Second Lieutenant Thomas Weldon Fowler was born in Wichita Falls, Texas on October 31, 1921. After graduating from Wichita Falls High School, he entered Texas A&M in September 1939. Fowler majored in animal husbandry. As a senior, he served as a cadet captain and executive officer of the cavalry squadron. Fowler graduated in February, 1943.
Fowler was commissioned as a second lieutenant in May, 1943 after successfully completing OCS, Armor branch at Fort Knox, Kentucky. He married his college sweetheart, Ann Oakes on May 12, 1943 and their first son was born in February, 1944.
Fowler first began his service in North Africa in October 1943. In February 1944, he was sent to Italy and joined the 191st Tank Battalion. On May 23, 1944, Lieutenant Fowler found himself in a desperate situation involving both armored and infantry forces near Carano, Italy.
*FOWLER, THOMAS W.
Rank and organization: Second Lieutenant, U.S. Army, 1st Armored Division. Place and date: Near Carano, Italy, 23 May 1944. Entered service at: Wichita Falls, Tex. G.O. No.: 84, 28 October, 1944
Citation: For conspicuous gallantry and intrepidity at risk of life above and beyond the call of duty, on 23 May 1944, in the vicinity of Carano, Italy. In the midst of a full-scale armored-infantry attack, 2d Lt. Fowler, while on foot, came upon 2 completely disorganized infantry platoons held up in their advance by an enemy minefield. Although a tank officer, he immediately reorganized the infantry. He then made a personal reconnaissance through the minefield, clearing a path as he went, by lifting the antipersonnel mines out of the ground with his hands. After he had gone through the 75-yard belt of deadly explosives, he returned to the infantry and led them through the minefield, a squad at a time. As they deployed, 2d Lt. Fowler, despite small arms fire and the constant danger of antipersonnel mines, made a reconnaissance into enemy territory in search of a route to continue the advance. He then returned through the minefield and, on foot, he led the tanks through the mines into a position from which they could best support the infantry. Acting as scout 300 yards in front of the infantry, he led the 2 platoons forward until he had gained his objective, where he came upon several dug-in enemy infantrymen. Having taken them by surprise, 2d Lt. Fowler dragged them out of their foxholes and sent them to the rear; twice, when they resisted, he threw hand grenades into their dugouts.
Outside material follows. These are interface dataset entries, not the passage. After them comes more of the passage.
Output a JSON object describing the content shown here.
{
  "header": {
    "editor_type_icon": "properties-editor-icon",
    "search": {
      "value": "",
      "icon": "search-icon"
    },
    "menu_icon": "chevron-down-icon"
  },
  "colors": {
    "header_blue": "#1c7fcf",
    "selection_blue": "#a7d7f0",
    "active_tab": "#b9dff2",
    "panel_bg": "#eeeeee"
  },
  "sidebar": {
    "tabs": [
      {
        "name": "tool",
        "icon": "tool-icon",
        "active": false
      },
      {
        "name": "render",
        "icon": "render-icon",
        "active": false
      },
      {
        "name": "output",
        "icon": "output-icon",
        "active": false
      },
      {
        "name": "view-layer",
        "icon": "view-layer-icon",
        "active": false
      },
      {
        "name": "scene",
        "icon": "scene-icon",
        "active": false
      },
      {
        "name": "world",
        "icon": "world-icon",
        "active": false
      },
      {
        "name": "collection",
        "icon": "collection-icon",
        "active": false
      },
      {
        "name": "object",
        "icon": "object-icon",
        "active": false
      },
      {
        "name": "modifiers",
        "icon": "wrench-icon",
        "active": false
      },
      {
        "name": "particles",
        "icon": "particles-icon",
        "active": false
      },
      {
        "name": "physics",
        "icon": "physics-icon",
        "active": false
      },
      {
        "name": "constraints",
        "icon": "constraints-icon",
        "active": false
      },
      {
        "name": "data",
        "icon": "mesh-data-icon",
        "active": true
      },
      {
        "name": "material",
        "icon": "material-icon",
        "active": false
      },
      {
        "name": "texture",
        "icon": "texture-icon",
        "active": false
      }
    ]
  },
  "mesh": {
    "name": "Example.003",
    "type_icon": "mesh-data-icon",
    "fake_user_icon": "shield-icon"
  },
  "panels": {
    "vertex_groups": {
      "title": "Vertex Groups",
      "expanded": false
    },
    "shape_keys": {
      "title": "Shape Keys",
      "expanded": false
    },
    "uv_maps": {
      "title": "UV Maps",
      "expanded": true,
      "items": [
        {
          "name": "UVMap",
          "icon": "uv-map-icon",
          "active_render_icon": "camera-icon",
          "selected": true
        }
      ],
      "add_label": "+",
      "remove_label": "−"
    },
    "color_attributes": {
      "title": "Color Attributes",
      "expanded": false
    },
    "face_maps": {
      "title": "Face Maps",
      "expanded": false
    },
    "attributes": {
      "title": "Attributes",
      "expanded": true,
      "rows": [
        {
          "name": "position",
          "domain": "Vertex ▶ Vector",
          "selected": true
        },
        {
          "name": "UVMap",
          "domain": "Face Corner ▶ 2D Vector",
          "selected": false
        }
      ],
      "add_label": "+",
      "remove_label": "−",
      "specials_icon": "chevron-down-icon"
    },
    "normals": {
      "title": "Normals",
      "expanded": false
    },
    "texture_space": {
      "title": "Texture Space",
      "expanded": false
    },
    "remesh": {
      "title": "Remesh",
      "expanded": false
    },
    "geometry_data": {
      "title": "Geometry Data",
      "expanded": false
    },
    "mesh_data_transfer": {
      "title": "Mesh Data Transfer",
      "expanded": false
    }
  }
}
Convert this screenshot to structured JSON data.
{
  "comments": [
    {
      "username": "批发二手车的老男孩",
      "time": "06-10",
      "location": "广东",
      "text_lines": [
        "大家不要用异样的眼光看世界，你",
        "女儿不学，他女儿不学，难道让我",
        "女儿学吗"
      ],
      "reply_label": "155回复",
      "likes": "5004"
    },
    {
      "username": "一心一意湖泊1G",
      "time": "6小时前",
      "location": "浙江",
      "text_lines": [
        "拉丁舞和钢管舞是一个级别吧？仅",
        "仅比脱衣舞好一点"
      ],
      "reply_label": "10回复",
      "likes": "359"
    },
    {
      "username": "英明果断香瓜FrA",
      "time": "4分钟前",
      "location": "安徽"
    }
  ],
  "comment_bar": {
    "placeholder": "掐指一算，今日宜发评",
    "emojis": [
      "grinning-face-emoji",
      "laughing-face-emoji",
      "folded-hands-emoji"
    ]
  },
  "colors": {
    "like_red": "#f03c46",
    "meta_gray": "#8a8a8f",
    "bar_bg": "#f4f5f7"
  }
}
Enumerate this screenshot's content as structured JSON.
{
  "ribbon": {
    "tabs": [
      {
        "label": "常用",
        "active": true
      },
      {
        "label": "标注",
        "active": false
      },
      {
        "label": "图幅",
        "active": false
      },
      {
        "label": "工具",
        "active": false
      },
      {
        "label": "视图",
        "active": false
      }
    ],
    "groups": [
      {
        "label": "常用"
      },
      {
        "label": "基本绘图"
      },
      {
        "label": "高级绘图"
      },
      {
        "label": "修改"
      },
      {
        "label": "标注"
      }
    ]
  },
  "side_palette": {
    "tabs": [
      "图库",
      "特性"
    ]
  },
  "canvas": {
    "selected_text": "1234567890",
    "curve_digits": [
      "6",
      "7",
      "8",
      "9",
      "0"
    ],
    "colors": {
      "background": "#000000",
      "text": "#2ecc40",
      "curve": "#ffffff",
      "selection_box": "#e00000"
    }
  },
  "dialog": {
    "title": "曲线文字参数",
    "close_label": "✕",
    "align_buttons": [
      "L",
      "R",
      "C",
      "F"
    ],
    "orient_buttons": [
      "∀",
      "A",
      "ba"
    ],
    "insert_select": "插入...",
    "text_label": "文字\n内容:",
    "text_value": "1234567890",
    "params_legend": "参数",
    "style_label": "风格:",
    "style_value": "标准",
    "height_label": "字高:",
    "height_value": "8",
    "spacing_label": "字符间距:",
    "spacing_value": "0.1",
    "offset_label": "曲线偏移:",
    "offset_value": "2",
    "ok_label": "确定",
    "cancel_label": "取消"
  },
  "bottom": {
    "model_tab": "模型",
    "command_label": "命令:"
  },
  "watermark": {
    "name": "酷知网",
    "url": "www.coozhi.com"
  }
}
Realizing that a dangerous gap existed between his company and the unit to his right, 2d Lt. Fowler decided to continue his advance until the gap was filled. He reconnoitered to his front, brought the infantry into position where they dug in and, under heavy mortar and small arms fire, brought his tanks forward. A few minutes later, the enemy began an armored counterattack. Several Mark Vl tanks fired their cannons directly on 2d Lt. Fowler’s position. One of his tanks was set afire. With utter disregard for his own life, with shells bursting near him, he ran directly into the enemy tank fire to reach the burning vehicle. For a half-hour, under intense strafing from the advancing tanks, although all other elements had withdrawn, he remained in his forward position, attempting to save the lives of the wounded tank crew. Only when the enemy tanks had almost overrun him, did he withdraw a short distance where he personally rendered first aid to 9 wounded infantrymen in the midst of the relentless incoming fire. 2d Lt. Fowler’s courage, his ability to estimate the situation and to recognize his full responsibility as an officer in the Army of the United States, exemplify the high traditions of the military service for which he later gave his life.
Thomas Fowler was buried in the American military cemetery at Nettuano in 1944. In 1948, his remains were returned to the United States. Second Lt. Thomas Fowler was buried with military honors at Crestview Memorial Park in Wichita Falls on July 27, 1948.
Second Lieutenant Thomas Weldon Fowler’s bravery and service have been memorialized in several ways. In his hometown of Wichita Falls, an elementary school and the American Legion Post 169 are named for him. At Fort Knox, Kentucky, an Officer Candidate School barracks is named Fowler Hall. At Texas A&M University, a campus dormitory, Fowler Hall, is named to honor their fallen comrade. Fowler’s original Medal of Honor is in a display case, along with memorabilia from his days at Texas A&M and military service, in the Sam Houston Sanders Corps of Cadets Center on the campus of Texas A&M-College Station. Gig ’em, Second Lieutenant Thomas W. Fowler and rest in peace.